Has I^isen. 




EVENT OF 1998 . 

Nothing Else Even 
Comes Close." 

- GameFan 


\ .. ' 

The most anticipated gaming event of 1998 has arrived. Resident Evil'“2, 
tlie shocking sequel to the Comtimer's Choice: Best PlayStation Game Overall 
plunges horror fans into the most intense, the most terrifying game experi¬ 
ence ever crafted. You see evil. You hear evil. You're overwhelmed by evil. 

If The Suspense Doesn't Kill You, Something Else Will. 

Play the online Resident Evil 2 game <^1 

at Si I l. 

registered trademark ol CAPCOM., LTD. PlayStation and the PlaySlalion logo are trademarks ol Sony Computer Entertainment Inc. 

Our goal IS to preserve classic video game magazines so that 
they are not lost permanently. 

People interested in helping out in any capacity. 

Please visit us at^ 

pr ?s made from these scans, nor do we offer anything 
available from the publishers themselves. 
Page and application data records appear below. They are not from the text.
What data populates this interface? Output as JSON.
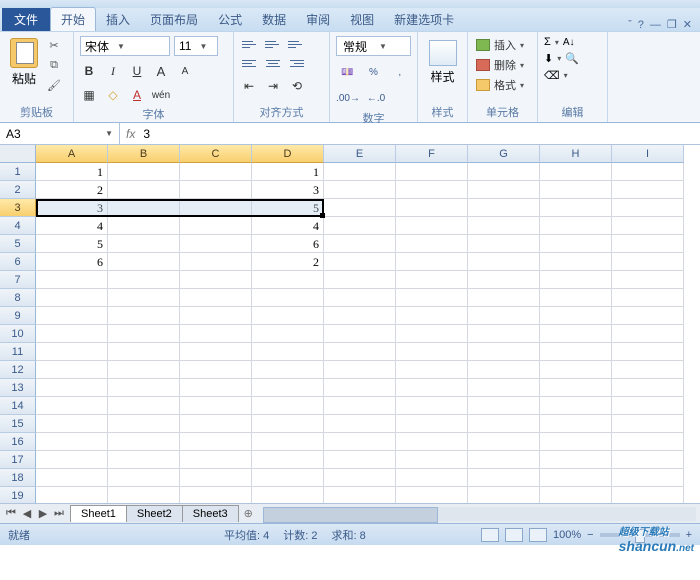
{
  "tabs": {
    "file": "文件",
    "home": "开始",
    "insert": "插入",
    "layout": "页面布局",
    "formulas": "公式",
    "data": "数据",
    "review": "审阅",
    "view": "视图",
    "newtab": "新建选项卡"
  },
  "ribbon": {
    "clipboard": {
      "label": "剪贴板",
      "paste": "粘贴"
    },
    "font": {
      "label": "字体",
      "name": "宋体",
      "size": "11",
      "bold": "B",
      "italic": "I",
      "underline": "U",
      "grow": "A",
      "shrink": "A"
    },
    "align": {
      "label": "对齐方式"
    },
    "number": {
      "label": "数字",
      "format": "常规"
    },
    "styles": {
      "label": "样式",
      "btn": "样式"
    },
    "cells": {
      "label": "单元格",
      "insert": "插入",
      "delete": "删除",
      "format": "格式"
    },
    "editing": {
      "label": "编辑",
      "sigma": "Σ"
    }
  },
  "namebox": {
    "ref": "A3",
    "fx": "fx",
    "value": "3"
  },
  "columns": [
    "A",
    "B",
    "C",
    "D",
    "E",
    "F",
    "G",
    "H",
    "I"
  ],
  "selected_cols": [
    "A",
    "B",
    "C",
    "D"
  ],
  "rows": [
    1,
    2,
    3,
    4,
    5,
    6,
    7,
    8,
    9,
    10,
    11,
    12,
    13,
    14,
    15,
    16,
    17,
    18,
    19
  ],
  "selected_row": 3,
  "cellsA": {
    "1": "1",
    "2": "2",
    "3": "3",
    "4": "4",
    "5": "5",
    "6": "6"
  },
  "cellsD": {
    "1": "1",
    "2": "3",
    "3": "5",
    "4": "4",
    "5": "6",
    "6": "2"
  },
  "sheets": {
    "s1": "Sheet1",
    "s2": "Sheet2",
    "s3": "Sheet3"
  },
  "status": {
    "ready": "就绪",
    "avg": "平均值: 4",
    "count": "计数: 2",
    "sum": "求和: 8",
    "zoom": "100%",
    "minus": "−",
    "plus": "+"
  },
  "watermark": {
    "main": "shancun",
    "sub": "超级下载站",
    "dot": ".net"
  },
  "chart_data": {
    "type": "table",
    "columns": [
      "A",
      "D"
    ],
    "rows": [
      {
        "A": 1,
        "D": 1
      },
      {
        "A": 2,
        "D": 3
      },
      {
        "A": 3,
        "D": 5
      },
      {
        "A": 4,
        "D": 4
      },
      {
        "A": 5,
        "D": 6
      },
      {
        "A": 6,
        "D": 2
      }
    ]
  }
}
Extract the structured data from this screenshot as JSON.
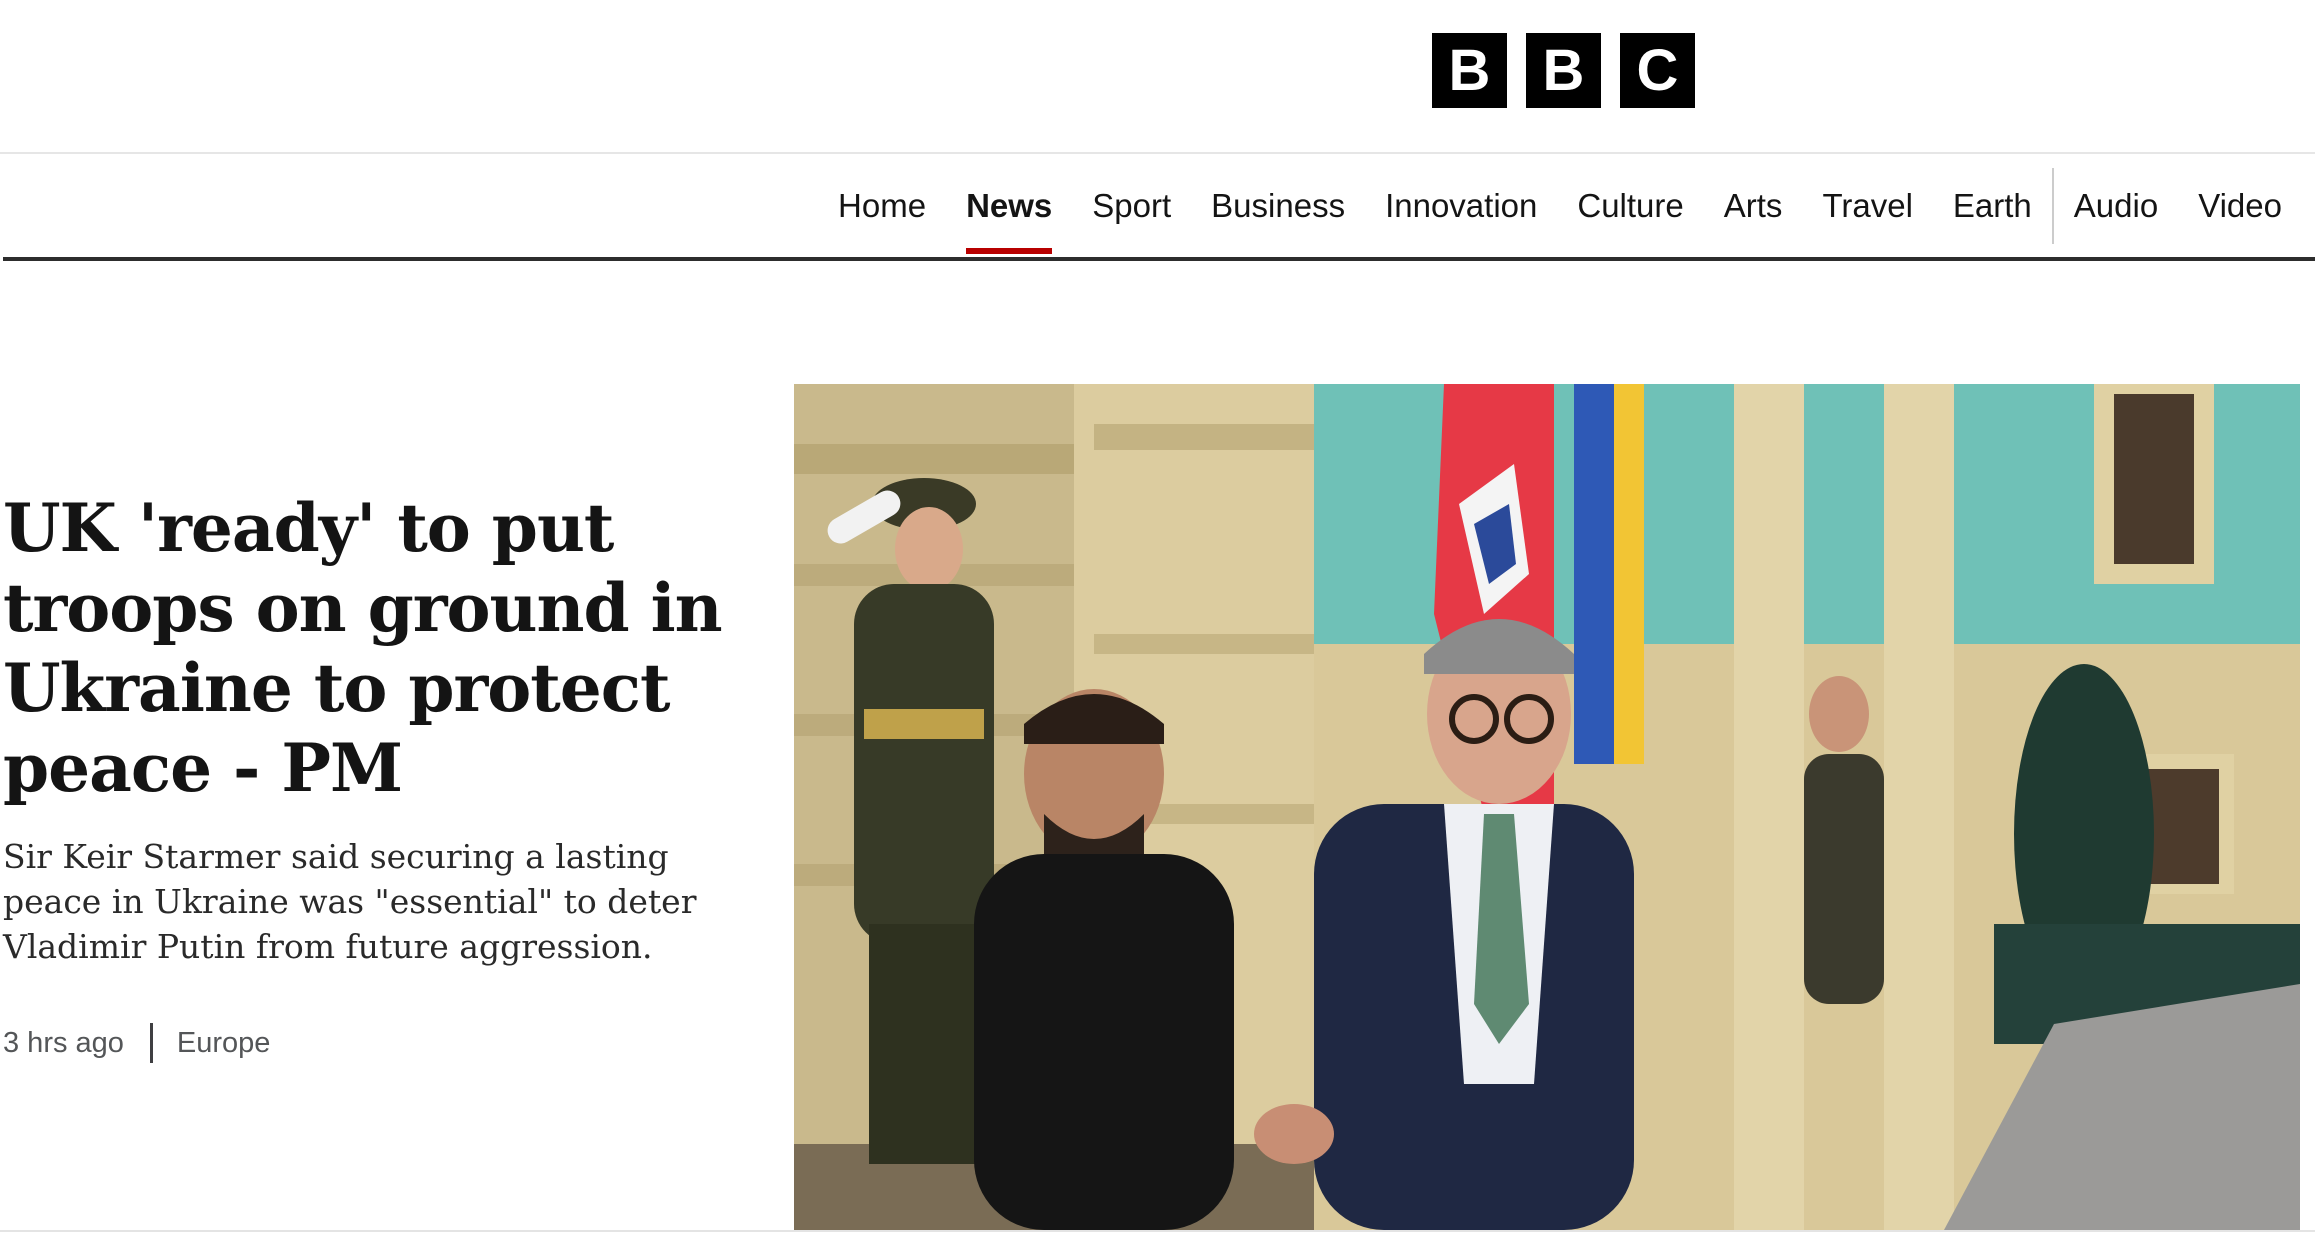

If you came across anyone sflHng releases from 
site . Please do not Sfipfiort them and do let us know. 

Thank youl